Because they don't offer anything that doesn't exist in Europe already.
What about U.S. companies?
The U.S. insurance industry is much more competitive because of its competitive situation at home. I'm a little amazed that while U.S. manufacturers have been around Europe since the war, there are not so many players from the U.S. financial institutions here, especially in the insurance fields. It's difficult to get a U.S. insurance policy in Europe.
Why is that?
U.S. insurers have been too involved trying to cope with their domestic problems; many have been hurt by high liability claims. More claims, less capital. But I think they are moving now, and you will see more U.S. companies here in the future.
How will the European Monetary Union affect insurance?
It will increase the competition in Europe because there will not be a currency risk. It is clear that there is more competition and companies will be more Europeanized and there is more international thinking. You will be able to insure a German risk from Sweden, if Sweden is in the EMU, which I doubt.
So will that Spanish farmer then buy a German insurance policy?
It will be easier.
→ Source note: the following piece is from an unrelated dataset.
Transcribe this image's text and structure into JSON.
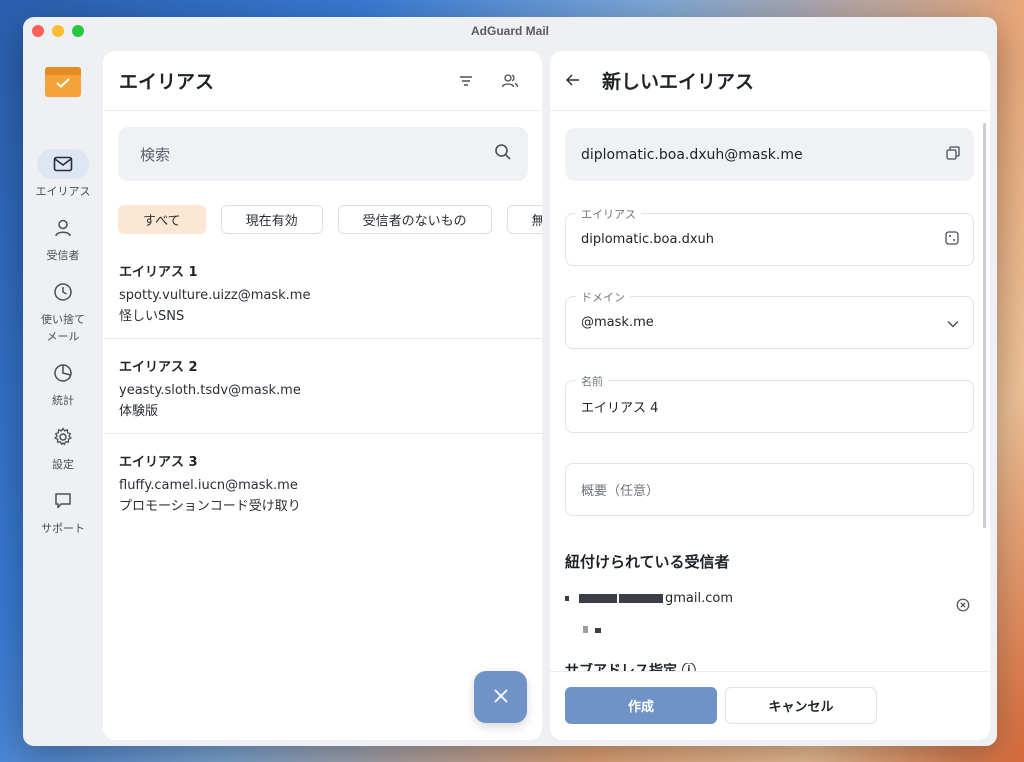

He will be offered something from a German company that will be in euros (the future European single currency) and will be recognized and compared directly with what is offered by Spanish insurers Mapfre or Fenix. It will pave the road, but he still needs to know the company and trust the company.
What are the origins of Skandia's captive management business?
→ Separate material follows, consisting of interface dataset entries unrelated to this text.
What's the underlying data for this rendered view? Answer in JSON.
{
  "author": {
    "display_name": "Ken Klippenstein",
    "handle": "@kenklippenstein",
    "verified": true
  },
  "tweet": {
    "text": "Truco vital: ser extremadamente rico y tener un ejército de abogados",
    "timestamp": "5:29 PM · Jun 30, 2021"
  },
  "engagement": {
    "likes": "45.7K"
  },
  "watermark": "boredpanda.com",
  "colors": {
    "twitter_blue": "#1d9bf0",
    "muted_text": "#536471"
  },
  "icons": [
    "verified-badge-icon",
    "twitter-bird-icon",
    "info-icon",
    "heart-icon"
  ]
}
Skandia held an internal study on whether to start up a captive operation. It was a matter of some concern, because we were big insurance providers for Swedish multinationals. If you start up a captive for them, then a part of the business disappears. It may go through your books, but it's like a sieve, and the holes are quite big.
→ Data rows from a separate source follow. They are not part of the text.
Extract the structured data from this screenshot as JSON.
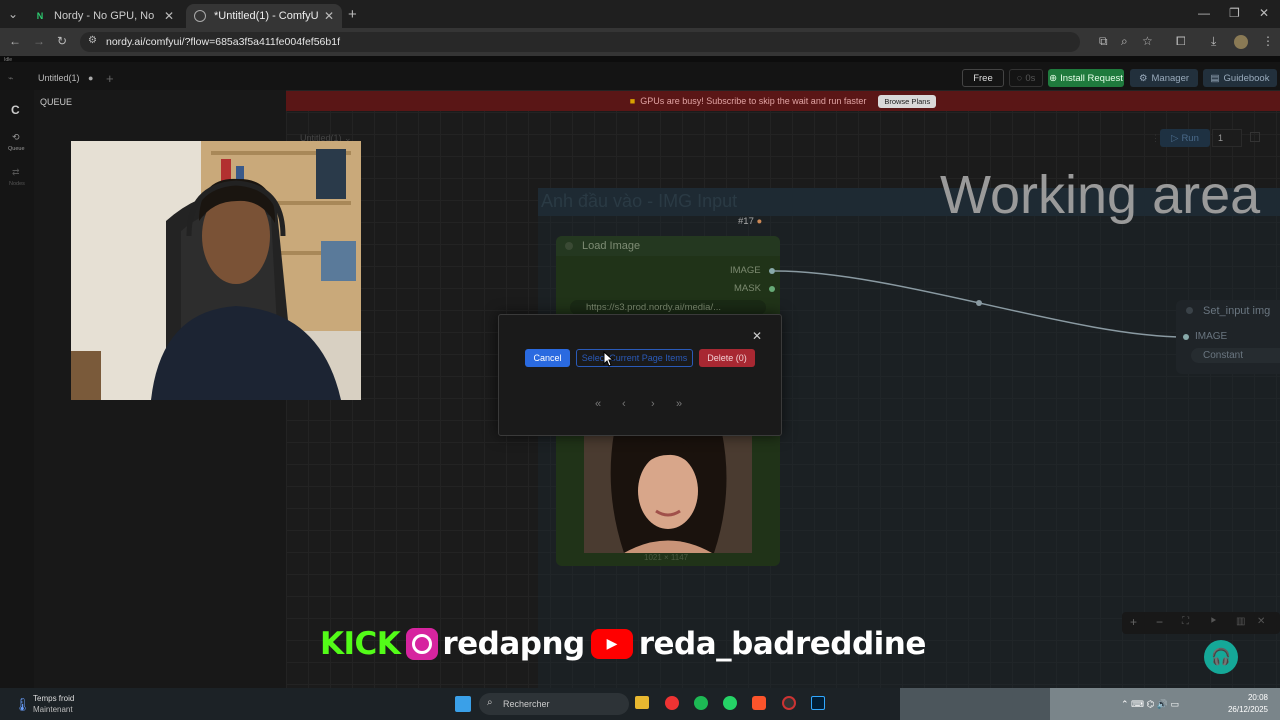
{
  "browser": {
    "tabs": [
      {
        "label": "Nordy - No GPU, No Install. Ru",
        "icon": "N"
      },
      {
        "label": "*Untitled(1) - ComfyUI",
        "icon": "globe"
      }
    ],
    "url": "nordy.ai/comfyui/?flow=685a3f5a411fe004fef56b1f"
  },
  "app": {
    "idle_label": "Idle",
    "workflow_tab": "Untitled(1)",
    "canvas_tab": "Untitled(1)",
    "sidebar": {
      "queue": "Queue",
      "nodes": "Nodes"
    },
    "queue_title": "QUEUE",
    "top_buttons": {
      "free": "Free",
      "zero": "0s",
      "install": "Install Request",
      "manager": "Manager",
      "guidebook": "Guidebook"
    },
    "banner": {
      "text": "GPUs are busy! Subscribe to skip the wait and run faster",
      "button": "Browse Plans"
    },
    "run": {
      "label": "Run",
      "count": "1"
    }
  },
  "canvas": {
    "group_title": "Anh đầu vào - IMG Input",
    "working_area": "Working area",
    "node_badge": "#17",
    "load_image": {
      "title": "Load Image",
      "outputs": [
        "IMAGE",
        "MASK"
      ],
      "url_field": "https://s3.prod.nordy.ai/media/...",
      "image_size": "1021 × 1147"
    },
    "set_input": {
      "title": "Set_input img",
      "input": "IMAGE",
      "constant": "Constant"
    }
  },
  "dialog": {
    "cancel": "Cancel",
    "select_page": "Select Current Page Items",
    "delete": "Delete (0)",
    "pager": [
      "«",
      "‹",
      "›",
      "»"
    ]
  },
  "overlay": {
    "kick": "KICK",
    "instagram": "redapng",
    "youtube": "reda_badreddine"
  },
  "taskbar": {
    "weather_title": "Temps froid",
    "weather_sub": "Maintenant",
    "search": "Rechercher",
    "time": "20:08",
    "date": "26/12/2025"
  }
}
After discussions and quarrels, we decided that if the customer really wants a captive, we could not stand against his wishes. So why don't we organize ourselves to be a good captive administrator? That was 20 years ago, and now Sinser is the second-biggest in the world and the biggest in Europe. In the meantime, we kept our relationship with the Swedish multinationals. Efficiency in risk management in Swedish manufacturing has been immense.
When did you start providing risk management services to clients?
In 1973, I was asked by top management to join a committee about risk management. I had come from the investment side; I was in charge of stocks and bonds. I thought that was what risk management was all about. We had the expertise because we were dealing with money. After a couple of meetings I realized that this was something new.
It has evolved into a situation today where it's a question of balance sheet coverage. In the old days it was more profit and loss. Then the only risk Swedish companies carried was $100, which is crazy. Now we are talking billions.
Where is Skandia going now?
We are following the big Swedish multinationals wherever they go. Whether we do it on our own or with Pohjola. We are keeping our strong card in the market. You will probably see more captives in company pension schemes; organized accident and insurance schemes.
What can the insurance industry do to help multinationals counter massive inherited liabilities as a result of the actions of environmental or political pressure groups?
I think it is necessary for the companies themselves to be ahead of the pressure groups. There is also a limit to insurance. You have to have people who are smart enough to think around corners. Let people with a more broader outlook be in on the discussion. People who will sit back and say that will not work.
Computer specialists and underwriters should be able to explain to all sorts of people how they see the insurance policy, the coverage and everything it relates to. With major risks you need people to look and say that there are other risks to be taken into account. These additional risks could be related to the effects of pressure groups (on a company's operations and its potential liabilities) and to the aggregation of various different risks in the case of catastrophes.